New Business Opportunities for Pharmacies: Do You Have the Required Licenses?
The old saying, “everything old is new again,” is becoming increasingly true in the pharmacy industry. In the not-too-distant past, the corner pharmacy served as an important source of health information and related services, in addition to dispensing prescription drugs and selling over-the-counter medications and health products. Today, as technology and the scope of pharmacy practice continue to evolve, pharmacies are again expanding into new business opportunities and areas of patient treatment. These services include complex compounding methods, specialty pharmaceutical drugs and related supply-chain issues.
While this growth is exciting, it does raise legal issues that must be addressed. One question is of particular importance: Does a dispensing pharmacy that is providing — or plans to provide — expanded services possess the requisite license (or licenses) and a mandate to engage in such business and professional activities?
As an example, consider a retail pharmacy that plans to act as a wholesale distributor of various drug products to other pharmacies or to health care practitioners (with or without an identifiable patient at the time the drug is sold). In order to engage in this activity, our would-be wholesale distributor should possess an additional wholesale distribution license (barring an existing exception) that stands apart from the required retail pharmacy license issued to it by the state.
Since drug supply-chain dispensing/distribution activities are typically driven by state law, legal counsel should conduct, on behalf of a pharmacy, a state-specific legal analysis that can identify the licensure requirements for a proposed business activity. If drug supply-chain activities will cross state lines, the analysis should reflect this expanded activity: the laws and regulations of each state in question should be fully understood to ensure compliance.

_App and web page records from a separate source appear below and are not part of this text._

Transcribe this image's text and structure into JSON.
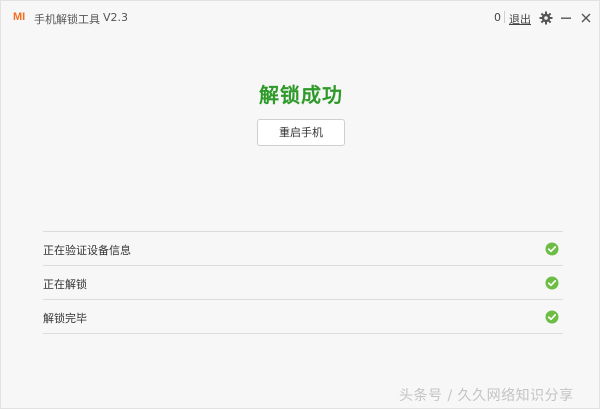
{
  "titlebar": {
    "logo": "MI",
    "app_title": "手机解锁工具",
    "version": "V2.3",
    "user_id": "0",
    "logout": "退出"
  },
  "main": {
    "headline": "解锁成功",
    "restart_button": "重启手机",
    "steps": [
      {
        "label": "正在验证设备信息",
        "status": "done"
      },
      {
        "label": "正在解锁",
        "status": "done"
      },
      {
        "label": "解锁完毕",
        "status": "done"
      }
    ]
  },
  "watermark": "头条号 / 久久网络知识分享",
  "colors": {
    "accent": "#f26e21",
    "success": "#2e9a29",
    "check": "#6dbd45"
  },
  "icons": [
    "settings-gear-icon",
    "minimize-icon",
    "close-icon",
    "checkmark-icon"
  ]
}
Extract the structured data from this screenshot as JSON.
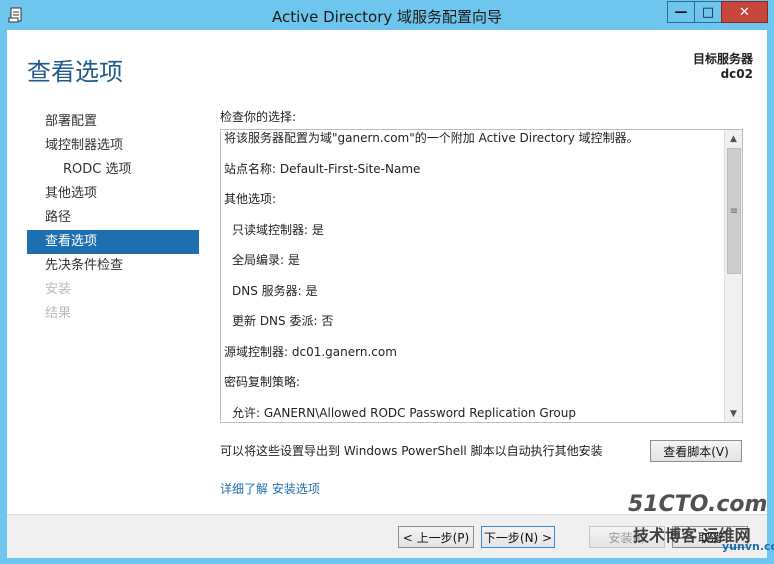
{
  "window": {
    "title": "Active Directory 域服务配置向导",
    "min_glyph": "—",
    "max_glyph": "□",
    "close_glyph": "✕"
  },
  "header": {
    "page_title": "查看选项",
    "target_server_label": "目标服务器",
    "target_server_name": "dc02"
  },
  "nav": {
    "items": [
      {
        "label": "部署配置"
      },
      {
        "label": "域控制器选项"
      },
      {
        "label": "RODC 选项"
      },
      {
        "label": "其他选项"
      },
      {
        "label": "路径"
      },
      {
        "label": "查看选项"
      },
      {
        "label": "先决条件检查"
      },
      {
        "label": "安装"
      },
      {
        "label": "结果"
      }
    ]
  },
  "review": {
    "label": "检查你的选择:",
    "lines": [
      "将该服务器配置为域\"ganern.com\"的一个附加 Active Directory 域控制器。",
      "站点名称: Default-First-Site-Name",
      "其他选项:",
      "只读域控制器: 是",
      "全局编录: 是",
      "DNS 服务器: 是",
      "更新 DNS 委派: 否",
      "源域控制器: dc01.ganern.com",
      "密码复制策略:",
      "允许: GANERN\\Allowed RODC Password Replication Group"
    ]
  },
  "export": {
    "text": "可以将这些设置导出到 Windows PowerShell 脚本以自动执行其他安装",
    "view_script_label": "查看脚本(V)"
  },
  "more_link": "详细了解 安装选项",
  "footer": {
    "prev_label": "< 上一步(P)",
    "next_label": "下一步(N) >",
    "install_label": "安装(I)",
    "cancel_label": "取消"
  },
  "watermark": {
    "line1": "51CTO.com",
    "line2": "技术博客 运维网",
    "line3": "yunvn.com"
  },
  "colors": {
    "titlebar": "#6ec6ee",
    "accent": "#1e6fb0",
    "page_title": "#1e5a8c",
    "close": "#c7463c"
  }
}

For certain business activities under consideration by a pharmacy, federal law should also be reviewed. This is particularly important given recently enacted federal legislation, the Drug Supply Chain Security Act (DSCSA), under which certain state licenses are required at the wholesale level, and a separate type of licensing is required at the third-party logistics provider level.
Failure to ensure full licensure compliance and, as a result, engaging in the unauthorized practice of pharmacy or wholesale drug distribution may prompt a state board of pharmacy or other enforcement body to launch an enforcement action. Based on the severity of the unauthorized activity, such enforcement actions can result in stiff penalties that can include monetary penalties as well as probation, suspension or revocation of existing licenses. Until the proper licensure is obtained or the pharmacy mounts a successful challenge, any unauthorized business activities identified in the action also will be prohibited.
Although the majority of government licensure requirements have been well established, a few pharmacies will be tempted enough by these potential opportunities to attempt to bypass the licensing process and engage in unauthorized business practices. It is important that all pharmacies appreciate the severity of the potential consequences arising from failure to comply with licensing requirements.
In most cases, evaluating the relevant laws and obtaining the appropriate license (or licenses) is a relatively simple process — far easier than becoming a test case for a state board of pharmacy or another government body. Litigation is expensive and the harm to the business and its customer relationships can be equally costly. Ultimately, it is better to engage in bona fide, licensed business activities than to run the risks of an encounter with an enforcement officer.
Please contact your Much Shelist attorney if you have questions about state and federal pharmacy, wholesale distribution and other licensing requirements.